_Instructions for the task:_ Take every line from the listing below that includes "gallery" and copy it.

_Input material:_

....

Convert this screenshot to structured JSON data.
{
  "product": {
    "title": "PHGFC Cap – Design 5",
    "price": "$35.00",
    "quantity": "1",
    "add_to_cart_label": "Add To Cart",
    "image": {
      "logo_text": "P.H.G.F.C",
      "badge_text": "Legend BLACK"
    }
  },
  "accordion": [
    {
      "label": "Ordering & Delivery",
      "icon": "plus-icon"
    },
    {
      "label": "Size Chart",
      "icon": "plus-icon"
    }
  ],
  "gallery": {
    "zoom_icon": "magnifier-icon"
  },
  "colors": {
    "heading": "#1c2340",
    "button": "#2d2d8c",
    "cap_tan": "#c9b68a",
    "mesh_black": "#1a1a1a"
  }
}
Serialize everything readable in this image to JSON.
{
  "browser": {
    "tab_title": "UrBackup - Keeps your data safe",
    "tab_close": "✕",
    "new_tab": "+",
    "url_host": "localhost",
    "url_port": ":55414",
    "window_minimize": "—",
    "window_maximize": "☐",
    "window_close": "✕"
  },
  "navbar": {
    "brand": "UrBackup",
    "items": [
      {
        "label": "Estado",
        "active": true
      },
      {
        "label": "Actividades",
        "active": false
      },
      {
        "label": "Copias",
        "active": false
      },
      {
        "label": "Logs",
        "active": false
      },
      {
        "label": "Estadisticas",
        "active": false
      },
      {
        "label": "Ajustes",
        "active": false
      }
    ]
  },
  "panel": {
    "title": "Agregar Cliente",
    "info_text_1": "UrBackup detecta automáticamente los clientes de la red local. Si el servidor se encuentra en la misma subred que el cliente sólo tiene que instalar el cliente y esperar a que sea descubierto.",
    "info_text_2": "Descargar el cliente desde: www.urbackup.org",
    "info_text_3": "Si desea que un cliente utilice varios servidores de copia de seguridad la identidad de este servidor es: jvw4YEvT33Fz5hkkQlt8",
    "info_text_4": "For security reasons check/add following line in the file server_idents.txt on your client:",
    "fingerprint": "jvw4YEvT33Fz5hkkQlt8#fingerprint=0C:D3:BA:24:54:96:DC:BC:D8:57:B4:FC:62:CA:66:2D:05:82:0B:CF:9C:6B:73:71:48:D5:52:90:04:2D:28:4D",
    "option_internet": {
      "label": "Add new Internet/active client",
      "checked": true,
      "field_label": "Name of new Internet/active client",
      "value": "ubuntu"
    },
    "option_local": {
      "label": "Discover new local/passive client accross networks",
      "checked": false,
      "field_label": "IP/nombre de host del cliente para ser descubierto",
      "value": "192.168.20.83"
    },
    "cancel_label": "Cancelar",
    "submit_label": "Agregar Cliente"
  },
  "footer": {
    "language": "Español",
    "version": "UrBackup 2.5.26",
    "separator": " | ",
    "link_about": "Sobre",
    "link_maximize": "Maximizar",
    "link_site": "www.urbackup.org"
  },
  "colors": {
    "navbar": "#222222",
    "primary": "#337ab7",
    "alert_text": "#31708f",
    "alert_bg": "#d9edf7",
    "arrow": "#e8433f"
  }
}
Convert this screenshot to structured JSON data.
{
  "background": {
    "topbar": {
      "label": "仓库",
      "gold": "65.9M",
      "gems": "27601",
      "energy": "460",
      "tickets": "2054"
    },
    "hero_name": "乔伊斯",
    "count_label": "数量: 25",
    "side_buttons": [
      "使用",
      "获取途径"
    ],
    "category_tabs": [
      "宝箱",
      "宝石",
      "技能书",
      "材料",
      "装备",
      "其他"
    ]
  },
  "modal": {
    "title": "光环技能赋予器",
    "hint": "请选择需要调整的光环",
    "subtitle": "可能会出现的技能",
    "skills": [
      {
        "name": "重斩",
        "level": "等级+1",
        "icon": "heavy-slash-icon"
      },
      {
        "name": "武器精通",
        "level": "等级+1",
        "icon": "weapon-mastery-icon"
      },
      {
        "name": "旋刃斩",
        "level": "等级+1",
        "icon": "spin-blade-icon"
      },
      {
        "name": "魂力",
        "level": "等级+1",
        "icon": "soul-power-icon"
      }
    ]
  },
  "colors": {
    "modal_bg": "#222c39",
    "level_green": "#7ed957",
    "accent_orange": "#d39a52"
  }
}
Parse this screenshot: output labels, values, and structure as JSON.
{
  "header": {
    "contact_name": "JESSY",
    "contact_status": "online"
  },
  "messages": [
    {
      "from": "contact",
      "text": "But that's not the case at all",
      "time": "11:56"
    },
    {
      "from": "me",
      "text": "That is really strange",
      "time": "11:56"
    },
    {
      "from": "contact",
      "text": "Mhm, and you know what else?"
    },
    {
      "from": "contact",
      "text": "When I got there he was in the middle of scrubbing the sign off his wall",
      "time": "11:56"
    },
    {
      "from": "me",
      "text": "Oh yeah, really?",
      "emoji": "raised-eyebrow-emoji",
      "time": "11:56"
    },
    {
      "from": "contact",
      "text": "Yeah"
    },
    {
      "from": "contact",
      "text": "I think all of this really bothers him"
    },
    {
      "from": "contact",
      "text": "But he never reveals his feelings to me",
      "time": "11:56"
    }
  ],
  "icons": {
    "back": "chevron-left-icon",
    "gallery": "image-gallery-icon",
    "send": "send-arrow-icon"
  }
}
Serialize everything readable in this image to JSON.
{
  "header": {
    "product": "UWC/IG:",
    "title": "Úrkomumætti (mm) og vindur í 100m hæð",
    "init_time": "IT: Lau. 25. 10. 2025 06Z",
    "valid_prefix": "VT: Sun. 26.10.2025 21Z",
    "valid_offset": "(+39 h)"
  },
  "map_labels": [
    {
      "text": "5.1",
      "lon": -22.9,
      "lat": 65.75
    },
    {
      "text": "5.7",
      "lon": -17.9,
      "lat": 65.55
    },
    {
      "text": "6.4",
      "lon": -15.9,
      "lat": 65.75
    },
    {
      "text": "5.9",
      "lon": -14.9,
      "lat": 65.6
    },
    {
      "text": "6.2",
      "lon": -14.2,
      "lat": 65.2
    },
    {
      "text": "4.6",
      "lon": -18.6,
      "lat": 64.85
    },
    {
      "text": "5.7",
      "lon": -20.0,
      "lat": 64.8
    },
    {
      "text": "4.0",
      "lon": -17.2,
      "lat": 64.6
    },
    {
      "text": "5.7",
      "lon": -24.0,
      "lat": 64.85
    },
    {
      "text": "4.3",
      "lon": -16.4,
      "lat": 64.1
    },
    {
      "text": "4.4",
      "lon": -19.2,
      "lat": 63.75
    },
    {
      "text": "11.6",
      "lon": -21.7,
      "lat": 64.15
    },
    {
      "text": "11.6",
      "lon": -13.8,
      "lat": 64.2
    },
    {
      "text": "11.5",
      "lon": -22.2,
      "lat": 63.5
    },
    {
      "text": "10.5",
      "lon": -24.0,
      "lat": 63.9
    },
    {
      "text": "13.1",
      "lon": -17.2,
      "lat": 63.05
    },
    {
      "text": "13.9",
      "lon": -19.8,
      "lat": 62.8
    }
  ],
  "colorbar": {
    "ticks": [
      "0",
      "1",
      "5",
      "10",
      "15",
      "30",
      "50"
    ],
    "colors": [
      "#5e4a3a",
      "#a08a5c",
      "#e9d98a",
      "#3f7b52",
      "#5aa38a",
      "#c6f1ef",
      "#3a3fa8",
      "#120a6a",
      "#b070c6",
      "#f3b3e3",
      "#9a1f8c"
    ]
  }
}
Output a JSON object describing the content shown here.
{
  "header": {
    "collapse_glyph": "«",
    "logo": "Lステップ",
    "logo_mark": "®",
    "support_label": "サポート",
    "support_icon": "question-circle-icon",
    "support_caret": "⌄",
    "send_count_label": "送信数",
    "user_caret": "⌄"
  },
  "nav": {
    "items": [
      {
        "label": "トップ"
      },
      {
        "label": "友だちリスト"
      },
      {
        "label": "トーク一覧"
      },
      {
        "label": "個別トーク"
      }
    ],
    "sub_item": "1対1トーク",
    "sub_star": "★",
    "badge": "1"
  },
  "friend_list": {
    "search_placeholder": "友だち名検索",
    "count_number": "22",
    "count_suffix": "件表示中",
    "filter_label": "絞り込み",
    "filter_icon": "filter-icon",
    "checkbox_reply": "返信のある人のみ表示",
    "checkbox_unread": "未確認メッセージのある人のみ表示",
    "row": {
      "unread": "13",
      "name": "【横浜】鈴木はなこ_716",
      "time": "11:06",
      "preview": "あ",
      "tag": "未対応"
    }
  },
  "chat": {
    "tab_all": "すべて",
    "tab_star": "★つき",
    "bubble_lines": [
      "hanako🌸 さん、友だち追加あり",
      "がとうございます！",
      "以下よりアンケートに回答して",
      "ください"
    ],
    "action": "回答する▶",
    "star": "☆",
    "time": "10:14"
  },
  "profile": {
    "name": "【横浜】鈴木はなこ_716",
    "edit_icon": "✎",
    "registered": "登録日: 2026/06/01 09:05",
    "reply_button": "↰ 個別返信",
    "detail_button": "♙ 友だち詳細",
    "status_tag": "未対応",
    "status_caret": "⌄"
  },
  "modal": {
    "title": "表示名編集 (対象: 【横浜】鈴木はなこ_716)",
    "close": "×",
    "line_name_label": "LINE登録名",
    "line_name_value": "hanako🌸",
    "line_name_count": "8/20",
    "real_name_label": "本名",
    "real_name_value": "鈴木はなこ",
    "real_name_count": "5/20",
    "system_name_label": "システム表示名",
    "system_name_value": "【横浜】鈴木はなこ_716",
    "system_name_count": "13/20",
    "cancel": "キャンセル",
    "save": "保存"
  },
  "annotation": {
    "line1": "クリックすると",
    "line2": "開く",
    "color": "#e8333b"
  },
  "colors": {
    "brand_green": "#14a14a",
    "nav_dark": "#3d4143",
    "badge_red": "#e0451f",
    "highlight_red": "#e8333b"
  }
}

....

_Written answer:_
  "gallery": {
    "gallery": "image-gallery-icon",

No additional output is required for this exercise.